How and why did the tsar nicholas II survive the 1905 revolution?
How and why did the Tsar Nicholas II Survive the 1905 Revolution? There were many various factors which contributed to Tsar Nicholas II surviving the 1905 Revolution. One could say these worked together to achieve the Tsar's survival, however perhaps the most influential of these was the loyalty of the Russian army during the period. Without the reliance he had upon the Army, it could be questioned as to whether The Tsar would have survived the revolution. The procession of workers whom marched to the Winter Palace led by Georgi Gapon where by 100 workers were killed and some 300 hundred wounded, is labelled Bloody Sunday.
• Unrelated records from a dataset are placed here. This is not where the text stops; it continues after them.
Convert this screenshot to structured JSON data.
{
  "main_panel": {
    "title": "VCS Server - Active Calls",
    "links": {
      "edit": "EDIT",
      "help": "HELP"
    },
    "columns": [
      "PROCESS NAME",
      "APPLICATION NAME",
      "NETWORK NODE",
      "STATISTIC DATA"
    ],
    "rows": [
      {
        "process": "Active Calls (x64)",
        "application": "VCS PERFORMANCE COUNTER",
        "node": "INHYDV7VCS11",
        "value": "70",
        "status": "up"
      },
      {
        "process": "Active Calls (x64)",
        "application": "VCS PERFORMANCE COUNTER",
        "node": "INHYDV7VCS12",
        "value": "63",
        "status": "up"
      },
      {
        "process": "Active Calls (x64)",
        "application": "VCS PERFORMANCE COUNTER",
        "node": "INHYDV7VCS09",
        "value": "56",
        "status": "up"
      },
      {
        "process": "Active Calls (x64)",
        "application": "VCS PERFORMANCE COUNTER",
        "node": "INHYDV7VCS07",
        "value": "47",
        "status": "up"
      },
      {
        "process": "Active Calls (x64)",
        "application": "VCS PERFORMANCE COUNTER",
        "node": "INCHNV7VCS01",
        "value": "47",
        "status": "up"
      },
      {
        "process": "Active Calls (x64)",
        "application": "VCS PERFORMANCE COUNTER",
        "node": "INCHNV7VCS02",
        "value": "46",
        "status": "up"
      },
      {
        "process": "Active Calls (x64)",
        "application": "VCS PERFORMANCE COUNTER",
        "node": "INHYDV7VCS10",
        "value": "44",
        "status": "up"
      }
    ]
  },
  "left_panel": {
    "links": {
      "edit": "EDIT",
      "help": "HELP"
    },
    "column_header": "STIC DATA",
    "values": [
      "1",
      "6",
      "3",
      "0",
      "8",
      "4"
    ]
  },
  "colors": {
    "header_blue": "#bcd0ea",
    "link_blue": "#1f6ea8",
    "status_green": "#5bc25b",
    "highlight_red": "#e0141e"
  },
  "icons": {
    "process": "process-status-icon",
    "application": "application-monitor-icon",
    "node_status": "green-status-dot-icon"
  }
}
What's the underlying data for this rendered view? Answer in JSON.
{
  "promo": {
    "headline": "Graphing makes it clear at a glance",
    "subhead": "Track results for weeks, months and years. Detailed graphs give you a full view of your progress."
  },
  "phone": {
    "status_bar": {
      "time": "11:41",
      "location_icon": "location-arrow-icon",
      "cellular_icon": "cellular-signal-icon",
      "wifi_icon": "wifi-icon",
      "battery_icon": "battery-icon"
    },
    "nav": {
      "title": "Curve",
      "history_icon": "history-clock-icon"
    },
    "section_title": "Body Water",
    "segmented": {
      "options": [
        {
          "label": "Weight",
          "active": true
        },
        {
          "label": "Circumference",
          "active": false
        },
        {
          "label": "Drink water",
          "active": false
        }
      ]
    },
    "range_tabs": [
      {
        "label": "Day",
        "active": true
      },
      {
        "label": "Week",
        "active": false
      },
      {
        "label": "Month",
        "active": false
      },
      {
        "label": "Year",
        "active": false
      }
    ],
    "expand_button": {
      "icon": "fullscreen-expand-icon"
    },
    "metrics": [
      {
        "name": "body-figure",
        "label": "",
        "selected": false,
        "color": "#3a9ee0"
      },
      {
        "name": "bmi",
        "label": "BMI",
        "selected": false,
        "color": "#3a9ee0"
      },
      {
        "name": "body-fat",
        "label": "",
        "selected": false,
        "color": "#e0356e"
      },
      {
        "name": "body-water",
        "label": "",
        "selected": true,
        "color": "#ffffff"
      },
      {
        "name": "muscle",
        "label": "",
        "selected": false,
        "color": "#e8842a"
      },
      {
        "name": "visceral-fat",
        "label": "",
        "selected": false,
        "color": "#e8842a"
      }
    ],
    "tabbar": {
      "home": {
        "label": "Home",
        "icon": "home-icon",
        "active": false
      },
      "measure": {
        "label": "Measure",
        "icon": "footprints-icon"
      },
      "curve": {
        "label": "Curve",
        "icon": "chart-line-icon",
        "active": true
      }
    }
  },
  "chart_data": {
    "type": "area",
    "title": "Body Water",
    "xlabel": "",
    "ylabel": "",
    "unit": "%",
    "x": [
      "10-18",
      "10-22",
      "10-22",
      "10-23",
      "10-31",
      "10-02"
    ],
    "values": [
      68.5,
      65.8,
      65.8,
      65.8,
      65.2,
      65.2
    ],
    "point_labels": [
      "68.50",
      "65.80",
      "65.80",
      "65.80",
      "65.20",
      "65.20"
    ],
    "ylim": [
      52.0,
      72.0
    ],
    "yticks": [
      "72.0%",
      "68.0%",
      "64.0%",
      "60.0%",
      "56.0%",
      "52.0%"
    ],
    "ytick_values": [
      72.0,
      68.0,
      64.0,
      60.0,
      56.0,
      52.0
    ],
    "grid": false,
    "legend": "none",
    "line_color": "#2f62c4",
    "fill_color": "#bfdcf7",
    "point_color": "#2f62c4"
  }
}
This was the beginning of a series of events, fighting for better wages and factory conditions which is now known as the 1905 Revolution. The Tsar was left in a state whereby his every move had to be made with utter focus and thought. The government mishandled many situations and this was one of them. The deaths and injuries were down to the police panicking and not being strong enough to defend appropriately. From this it led to continuous strikes, terrorism and peasant uprising. This was felt all over Russia so far as to the complaint from a sailor Vakulenchuk, captain of battleship Potemkin who was shot dead after releasing his feelings of distraught of the conditions of which he worked. Furthermore, it created mutiny upon the ship, following in another
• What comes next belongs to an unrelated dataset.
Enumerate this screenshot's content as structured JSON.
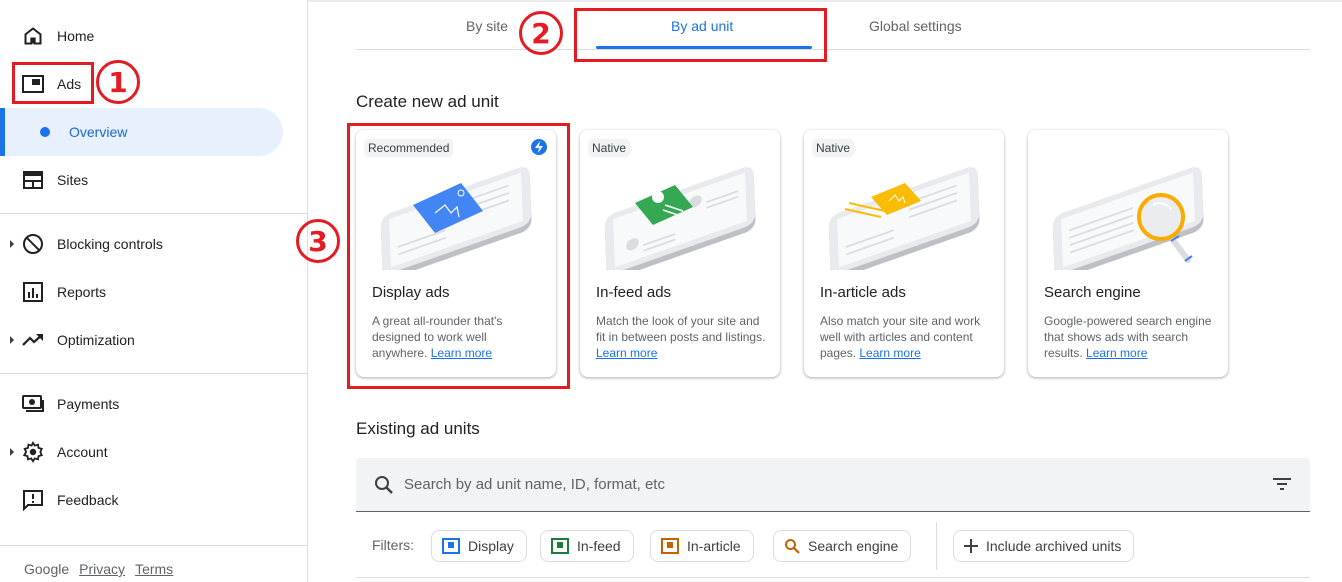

Assess the extent to which the political incompetence of Nicholas II led to the collapse of the Romanov Dynasty and the Russian Empire in 1917.
Assess the extent to which the political incompetence of Nicholas II led to the collapse of the Romanov Dynasty and the Russian Empire in 1917. Politically, Tsar Nicholas II was poorly prepared for the position and when he was placed in power he was an indecisive autocrat being easily influenced by others and always making poor decisions. For example, his relationship with Alexandra and Rasputin was a submissive one. There is no doubt that to a degree his rule was characterized with political naivety, obstinacy, incompetence and insensitivity. However, it is not solely these faults in his character that led to the demise of the Russian Empire. The inherent unpopular autocracy, class structure, flagging economy, terrorist uprisings against Alexander II and World War I were also significant factors in the collapse of the Romanov's dynasty and the Empire. Nonetheless, it was Nicholas' political incompetency and negligence of these issues that magnified and worsened the problems. The Tsar was believed to be appointed by God, and he was known affectionately as "the little father" by his subjects. His decisions were accepted and considered final. Then what was it about Nicholas II rule that undid so much trust and confidence his people put in him? Even the Cossacks, before 1901, defended the Tsar and were ruthless with all those against the autocracy, but by 1917 they had drawn